The aftermath.

“Fishin’ for squirrels?” he asked as I yanked at my line, which had cat’s cradled itself into a nest of overhanging branches. It was the first day of deer season, so I tried to take this hunter’s comment with a smile. He was feeling good about hunting, I was feeling miserable about fishing…and the worst was yet to come.

Let me backup.

The day had started better than usual with a hot breakfast and pleasant conversation with family. With my belly full and spirits high I set out for the Hidden Valley Recreation Area along the Jackson River in Bath County, Va. This portion of the Upper Jackson River above Lake Moomaw has a reputation as a good little trout stream, and although I had never seen it and the weather was chilly, I could not resist the opportunity for some fall trout fishing. I usual pack up my gear at the end of terrestrial season due to the fact that I hate nymphing…a lot. But I like fishing, and I had nothing else to do, so I glanced at the map, hopped in the car with my trusty 5wt and hit the proverbial dusty trail.

It didn’t take long to get off track. A wrong turn put me at the Hidden Valley campsite, which is not where I wanted to be, although it took me about 20 minutes to realize this and then find my way to right spot down the road. Strike one.

I eventually found the correct parking area, donned my waders, and strung up my rod. I opted for a dry/dropper rig to make myself feel a little better about the nymphing; at least a fish could take a crack at the bobber. The best portion of the Upper Jackson is a special regulation area above Hidden Valley; due to the mandatory three mile hike in, it does not get as much pressure as the rest of the river. This was my plan, but I put the kibosh on that when I realized I had forgotten to bring any blaze orange for the walk. Oh, well. Plenty of other water to fish, right?

In an attempt to not get shot, which would have been a real bummer, I decided that walking in the river upstream was probably my safest option. I was greeted with ultra-skinny water so I just began hoofing it, until I felt something funny below my feet. I looked down to see the felt sole of my left wade boot flapping in the current, hanging on by a sliver. Nothing is quite as unappealing as handling a sopping wet, frigid slab of felt in 40 degree weather. Strike two.

Undeterred, I pressed on. I tested a few holes I thought looked promising but saw no fish. Not even a sign that any fish had ever inhabited that stretch of river in history. It was about this time that I ran into Mr. Wise-Cracking Deer Hunter. Needless to say, morale was pretty low at this point, but I was able to keep it together long enough for him to get out of ear shot before I let my true feelings be known to the woods at large (Hey, he had a gun!). I broke off my flies, tied on another tandem rig – which seemed to take an hour but in actuality only took about 55 minutes – made my way to the next pool…and promptly got snagged in another stream-side bush. I do not consider myself the world’s greatest fisherman by any means, but even this was a little too much for my already frazzled nerves.

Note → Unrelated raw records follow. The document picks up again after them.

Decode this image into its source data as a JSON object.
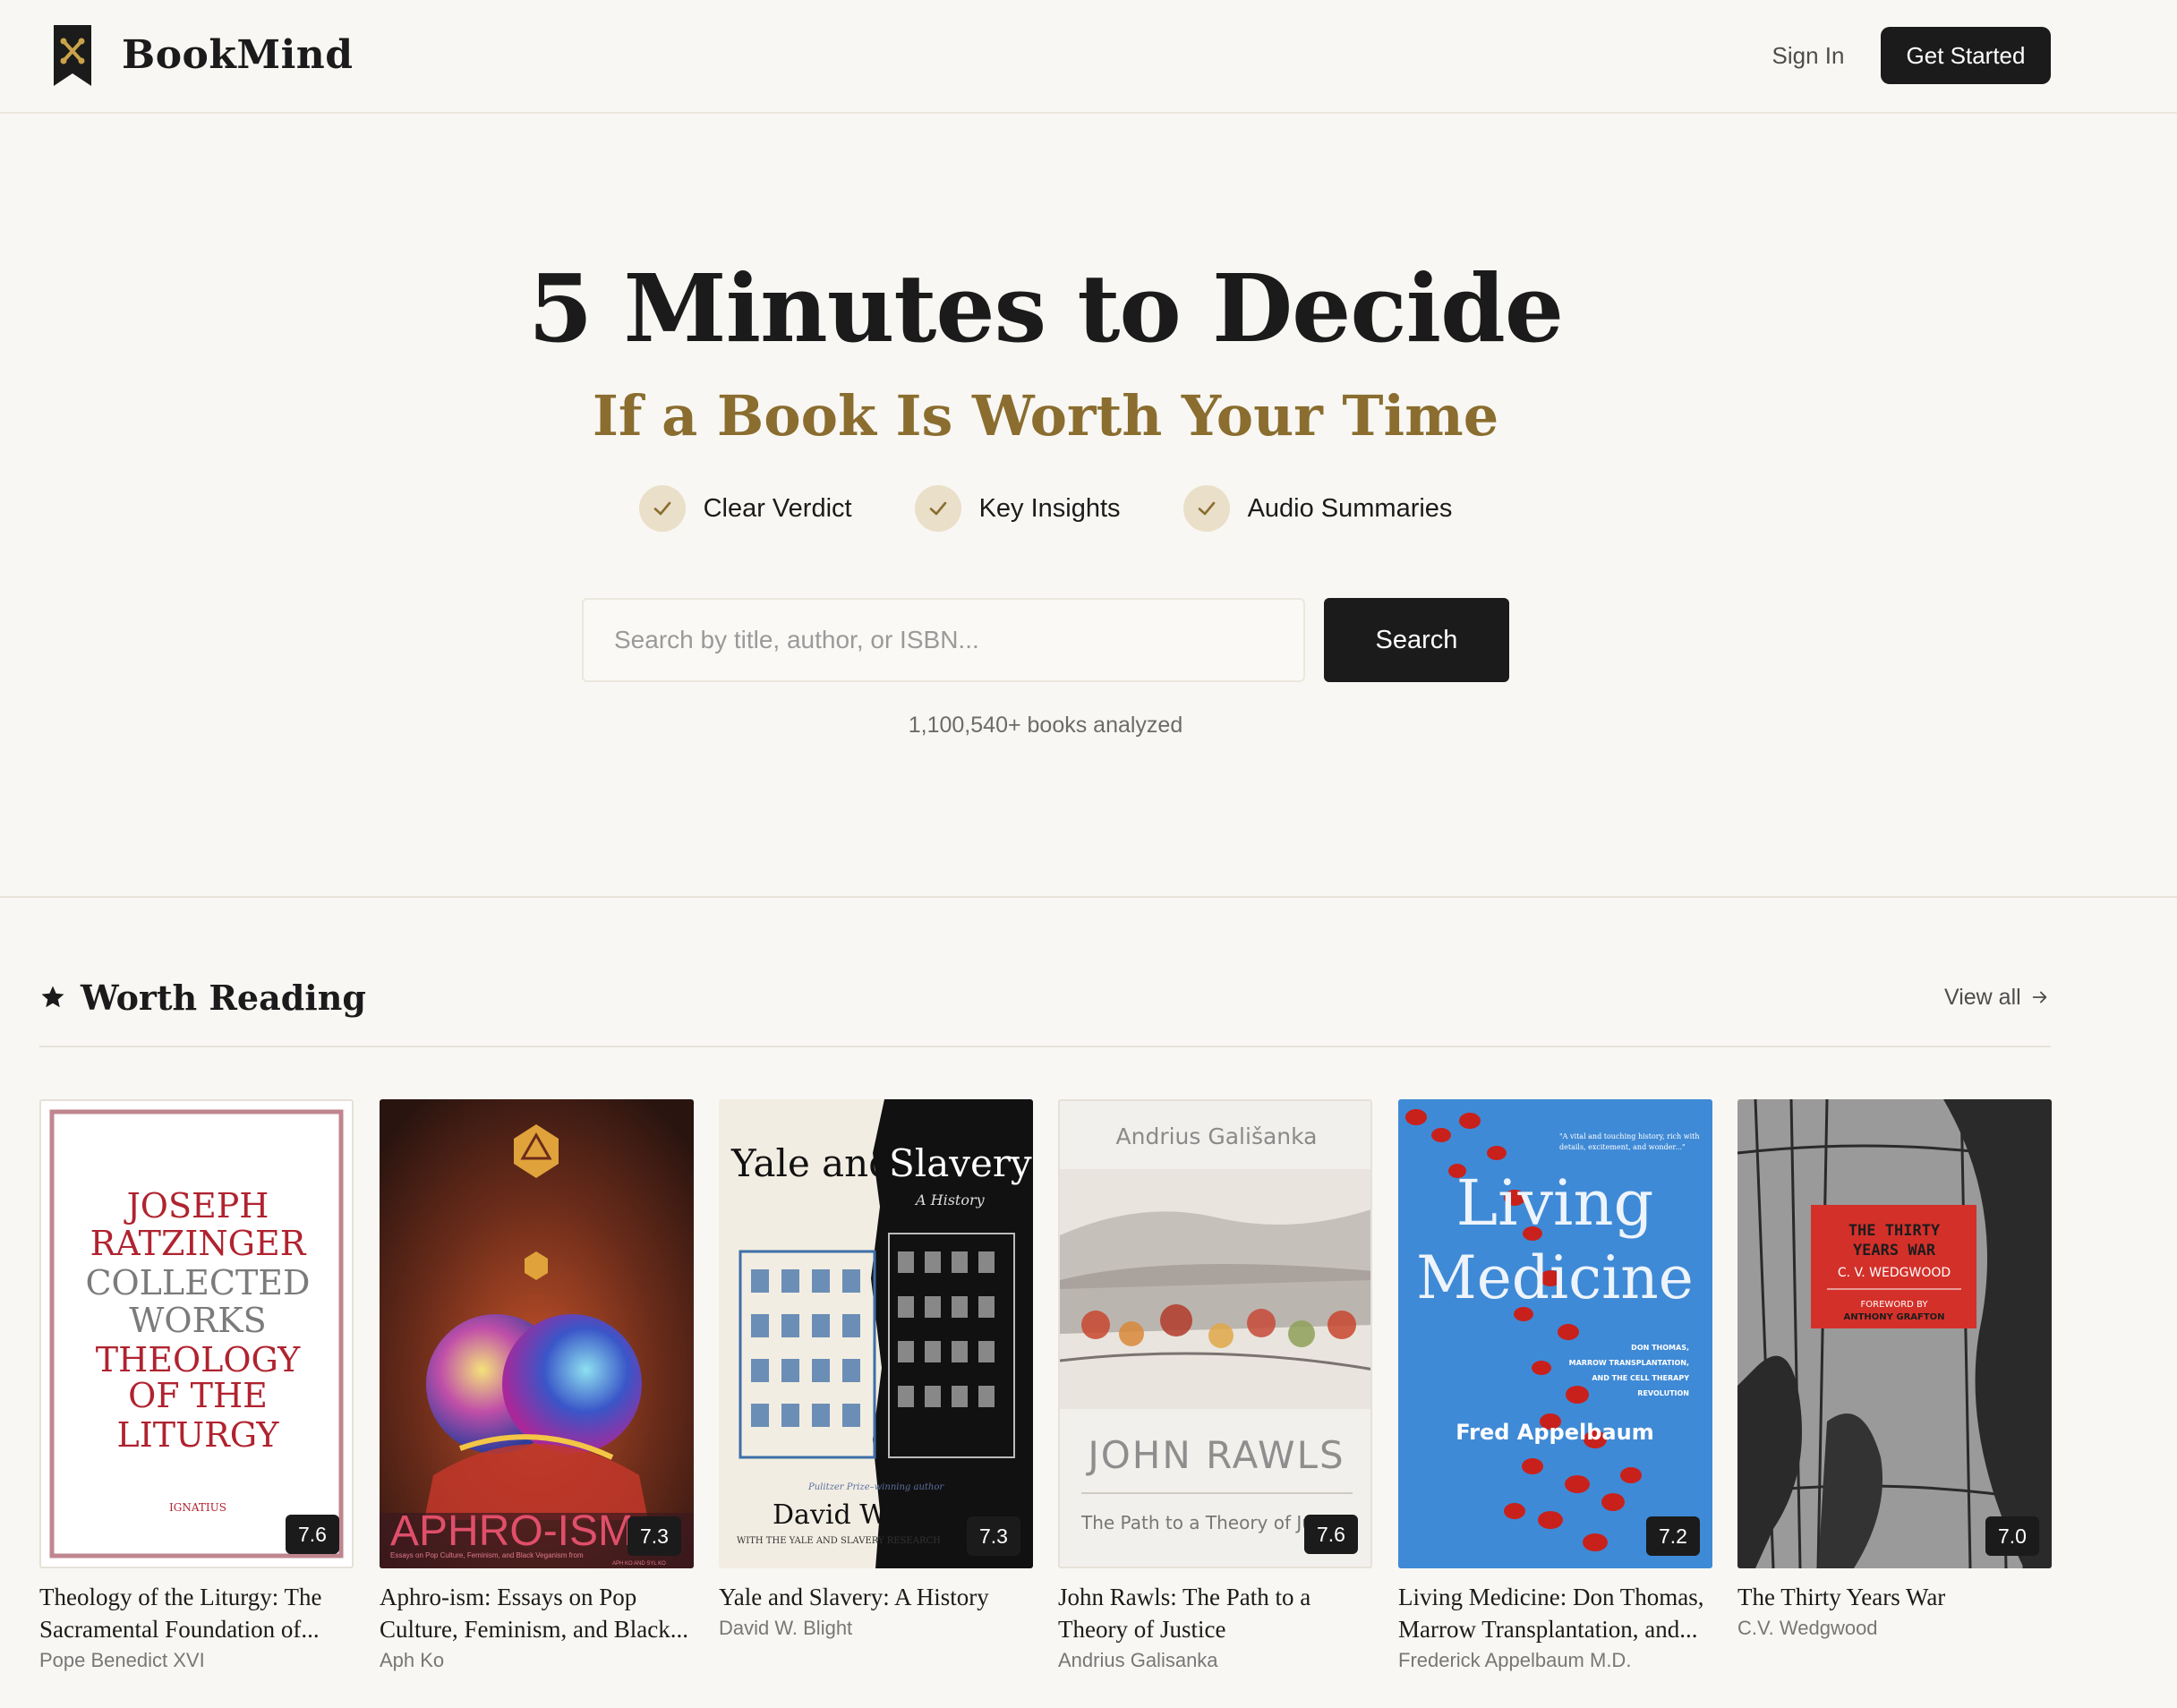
{
  "header": {
    "brand": "BookMind",
    "logo_icon": "bookmark-logo-icon",
    "sign_in": "Sign In",
    "get_started": "Get Started"
  },
  "hero": {
    "title": "5 Minutes to Decide",
    "subtitle": "If a Book Is Worth Your Time",
    "features": [
      "Clear Verdict",
      "Key Insights",
      "Audio Summaries"
    ],
    "search": {
      "placeholder": "Search by title, author, or ISBN...",
      "value": "",
      "button": "Search"
    },
    "books_count": "1,100,540+ books analyzed"
  },
  "section": {
    "title": "Worth Reading",
    "view_all": "View all",
    "books": [
      {
        "title": "Theology of the Liturgy: The Sacramental Foundation of...",
        "author": "Pope Benedict XVI",
        "score": "7.6",
        "cover_text": [
          "JOSEPH",
          "RATZINGER",
          "COLLECTED",
          "WORKS",
          "THEOLOGY",
          "OF THE",
          "LITURGY",
          "IGNATIUS"
        ]
      },
      {
        "title": "Aphro-ism: Essays on Pop Culture, Feminism, and Black...",
        "author": "Aph Ko",
        "score": "7.3",
        "cover_text": [
          "APHRO-ISM",
          "Essays on Pop Culture, Feminism, and Black Veganism from",
          "APH KO AND SYL KO"
        ]
      },
      {
        "title": "Yale and Slavery: A History",
        "author": "David W. Blight",
        "score": "7.3",
        "cover_text": [
          "Yale and",
          "Slavery",
          "A History",
          "Pulitzer Prize–winning author",
          "David W. Blight",
          "WITH THE YALE AND SLAVERY RESEARCH"
        ]
      },
      {
        "title": "John Rawls: The Path to a Theory of Justice",
        "author": "Andrius Galisanka",
        "score": "7.6",
        "cover_text": [
          "Andrius Gališanka",
          "JOHN RAWLS",
          "The Path to a Theory of Ju"
        ]
      },
      {
        "title": "Living Medicine: Don Thomas, Marrow Transplantation, and...",
        "author": "Frederick Appelbaum M.D.",
        "score": "7.2",
        "cover_text": [
          "Living",
          "Medicine",
          "DON THOMAS,",
          "MARROW TRANSPLANTATION,",
          "AND THE CELL THERAPY",
          "REVOLUTION",
          "Fred Appelbaum"
        ]
      },
      {
        "title": "The Thirty Years War",
        "author": "C.V. Wedgwood",
        "score": "7.0",
        "cover_text": [
          "THE THIRTY",
          "YEARS WAR",
          "C. V. WEDGWOOD",
          "FOREWORD BY",
          "ANTHONY GRAFTON"
        ]
      }
    ]
  },
  "colors": {
    "background": "#f9f7f3",
    "dark": "#1b1b1b",
    "gold_accent": "#8a6d2f",
    "check_bg": "#eadfc8"
  }
}
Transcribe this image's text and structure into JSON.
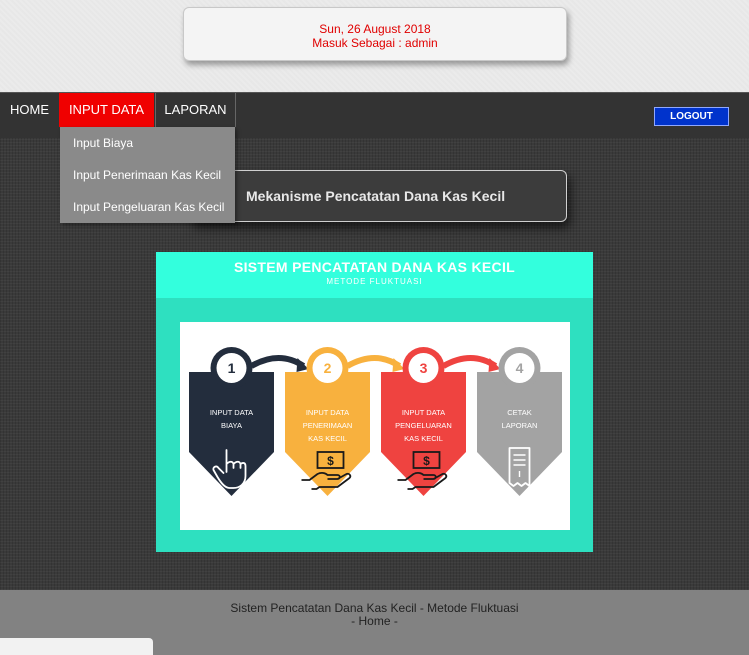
{
  "header": {
    "date": "Sun, 26 August 2018",
    "login_as": "Masuk Sebagai : admin"
  },
  "nav": {
    "home": "HOME",
    "input_data": "INPUT DATA",
    "laporan": "LAPORAN",
    "logout": "LOGOUT"
  },
  "dropdown": {
    "items": [
      {
        "label": "Input Biaya"
      },
      {
        "label": "Input Penerimaan Kas Kecil"
      },
      {
        "label": "Input Pengeluaran Kas Kecil"
      }
    ]
  },
  "main": {
    "title": "Mekanisme Pencatatan Dana Kas Kecil"
  },
  "infographic": {
    "title": "SISTEM PENCATATAN DANA KAS KECIL",
    "subtitle": "METODE FLUKTUASI",
    "steps": [
      {
        "num": "1",
        "line1": "INPUT DATA",
        "line2": "BIAYA",
        "line3": "",
        "color": "#232d3d",
        "icon": "hand-pointer-icon"
      },
      {
        "num": "2",
        "line1": "INPUT DATA",
        "line2": "PENERIMAAN",
        "line3": "KAS KECIL",
        "color": "#f8b13e",
        "icon": "hand-money-icon"
      },
      {
        "num": "3",
        "line1": "INPUT DATA",
        "line2": "PENGELUARAN",
        "line3": "KAS KECIL",
        "color": "#ef4340",
        "icon": "hand-money-icon"
      },
      {
        "num": "4",
        "line1": "CETAK",
        "line2": "LAPORAN",
        "line3": "",
        "color": "#a3a3a3",
        "icon": "receipt-icon"
      }
    ]
  },
  "footer": {
    "line1": "Sistem Pencatatan Dana Kas Kecil - Metode Fluktuasi",
    "line2": "- Home -"
  }
}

“Could this day get any worse?” I thought to myself as I tried to tug my fly out of this demon bush. Then my rod snapped in half. Steeeerike Three.

As I stared down disbelieving at the broken pieces of my favorite fly rod, I felt like Roy Hobbs picking up Wonderboy after that final foul ball. Unfortunately, I had no husky, wood working bat boy to bring me a Savoy Special, and there would be no floodlight destroying homerun on this day. It was a soul crushing end to what, until that point, had been a merely soul tenderizing day.

During the long, humbling walk back to the car I thought about all the things that can go wrong on a trip. I had covered most of them already: got lost, forgot essentials, came unprepared, broke vital equipment. Needless to say, it was not the finest day I’ve had on the water, but then again, I was on the water. Even though I was having a, let’s say “tough,” day out there, I could not help but smile as I schlepped back downstream, thinking about all the other good days I’ve had fishing. Sure I had gotten skunked, lost a bunch of flies, ripped apart my boot, broken a rod, and been heckled by a random stranger, but things could have been worse. I could have been doing something else besides fishing.